Anyway, last week, one of my team wanted to deploy a new release of our Access Management System (ARIA), which involved deploying a bunch of containers. The release procedure worked fine, however after the deploy, the main web app container was entirely unable to talk to our API layer.

My team did a little bit of debug, but it was at this point that it got escalated to me. I rolled the live environment back, and began debugging the problem.

On the face of it, it seemed that networking, or at least name resolution, was no longer working from within the container. A curl call from the command line produced:

curl: (6) getaddrinfo() thread failed to start

However, a connection to an IP address would work. So, I began looking at networking / name resolution. The next step was to see what the name servers were doing… however, nslookup gave me:

isc_thread_create(): fatal error: pthread_create(): Operation not permitted

Interesting… so something was blocking creating new threads within the container. Likely the security model that docker was running… not sure why this would change, but I confirmed this by redeploying with SECCOMP turned off:

      - "apparmor:unconfined"
      - "seccomp:unconfined"

Confirmed, networking was working.

Not sure what’s changed, but it would appear that somewhere down the line the base Apache Linux image has updated, and is now using a different system call for starting threads. Likely a new version of GLIBC has been rolled into the container somewhere.

The final fix was to update the various containers to make sure they were all running on the newer base image, and then to redeploy docker on our estate so that it was running the latest version.


Everything back to normal, hope this saves you some time!

I was recently trying to develop some Known schema changes, and had the need to start kicking about Known in a Postgres environment.

Known supports Postgres out of the box, but I admit it’s a less trodden path. I don’t routinely use Postgres (I tend to favour mysql/mariadb, purely because that’s what I’m used to), and it’s usually a pain to switch environments.

I previously built a docker development environment, so I took the obvious (and as it turned out trivial) next step to build a Postgres version.


  • Download and install docker
  • Add this docker image to known using composer composer require mapkyca/mapkyca-known-docker-postgres --dev

This will create a docker environment in /vendor/mapkyca/mapkyca-known-docker-postgres/
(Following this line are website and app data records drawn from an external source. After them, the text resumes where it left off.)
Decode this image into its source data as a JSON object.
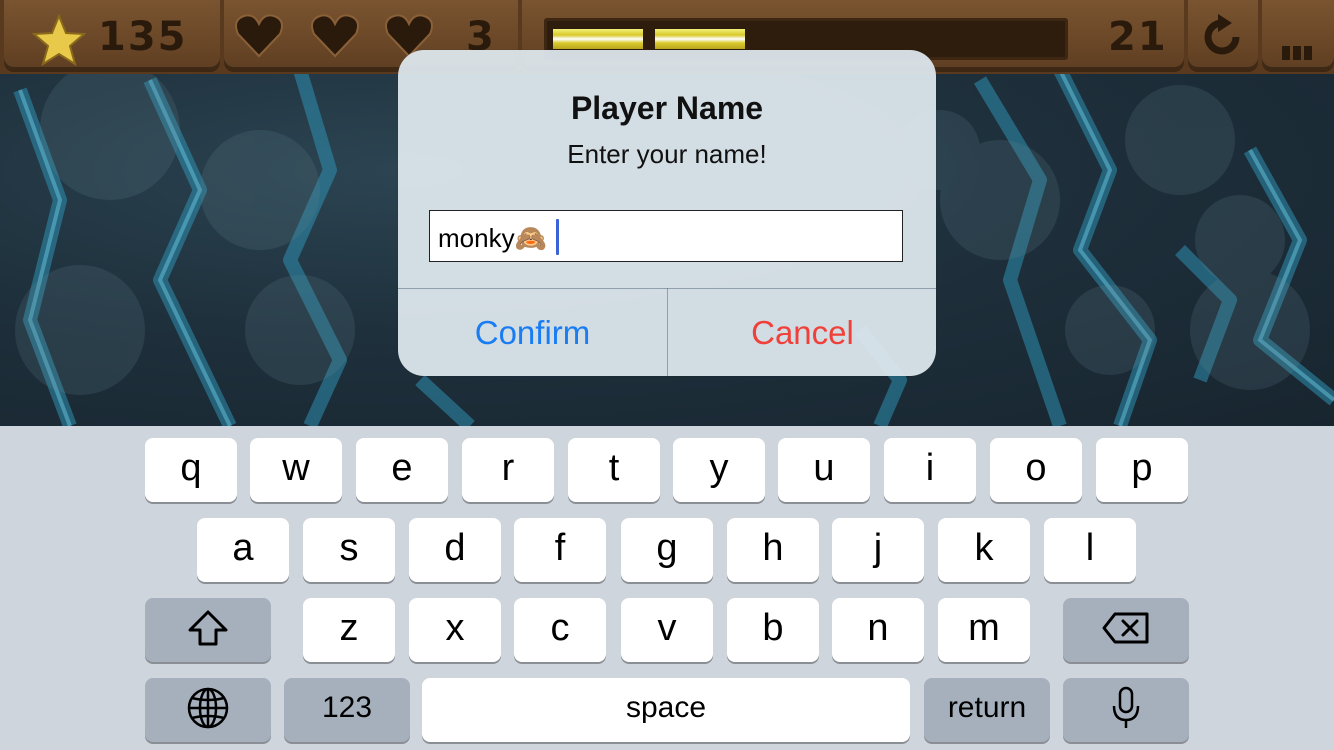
{
  "hud": {
    "stars": "135",
    "lives": "3",
    "progress_fraction": 0.39,
    "level": "21",
    "star_icon": "star-icon",
    "heart_icon": "heart-icon",
    "restart_icon": "restart-icon",
    "menu_icon": "menu-icon"
  },
  "alert": {
    "title": "Player Name",
    "message": "Enter your name!",
    "input_value": "monky🙈",
    "confirm_label": "Confirm",
    "cancel_label": "Cancel",
    "confirm_color": "#1a7cf2",
    "cancel_color": "#f0403a"
  },
  "keyboard": {
    "row1": [
      "q",
      "w",
      "e",
      "r",
      "t",
      "y",
      "u",
      "i",
      "o",
      "p"
    ],
    "row2": [
      "a",
      "s",
      "d",
      "f",
      "g",
      "h",
      "j",
      "k",
      "l"
    ],
    "row3": [
      "z",
      "x",
      "c",
      "v",
      "b",
      "n",
      "m"
    ],
    "numbers_label": "123",
    "space_label": "space",
    "return_label": "return",
    "shift_icon": "shift-icon",
    "backspace_icon": "backspace-icon",
    "globe_icon": "globe-icon",
    "mic_icon": "microphone-icon"
  }
}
  • cd /vendor/mapkyca/mapkyca-known-docker-postgres/
  • docker-compose up
  • Point your browser at localhost:8089 and install in the usual way

» Visit the project on Github...

Even though we’re all under house arrest, work never stops!

However, because of all this excitement, I’ve had to switch about on machines and development environments a lot recently.

Previously, I’ve used my Known vagrant build to do development, but that started to prove a little bit heavy on a number of setups I’ve been using. So, since I’ve been playing with docker more recently, I thought it’d be nice to have a development container folks could use to quickly get up and running.

I’ve created a docker image that you can use in order to set up a quick development environment for your Known, and is installable via composer.


  • Download and install docker
  • Add this docker image to known using composer composer require mapkyca/mapkyca-known-docker --dev

This will create a docker environment in /vendor/mapkyca/mapkyca-known-docker/


  • cd /vendor/mapkyca/mapkyca-known-docker/
  • docker-compose up
  • Point your browser at localhost:8088 and install in the usual way

Data storage

Files you upload will be stored in your Known install’s “Uploads” directory.

Your database will be stored in /vendor/mapkyca/mapkyca-known-docker/db/run/.


This is designed to be used for temporary development, not production. I make no promises as to what happens to the database directory when doing composer updates.

If you care, back this up regularly!

» Visit the project on Github...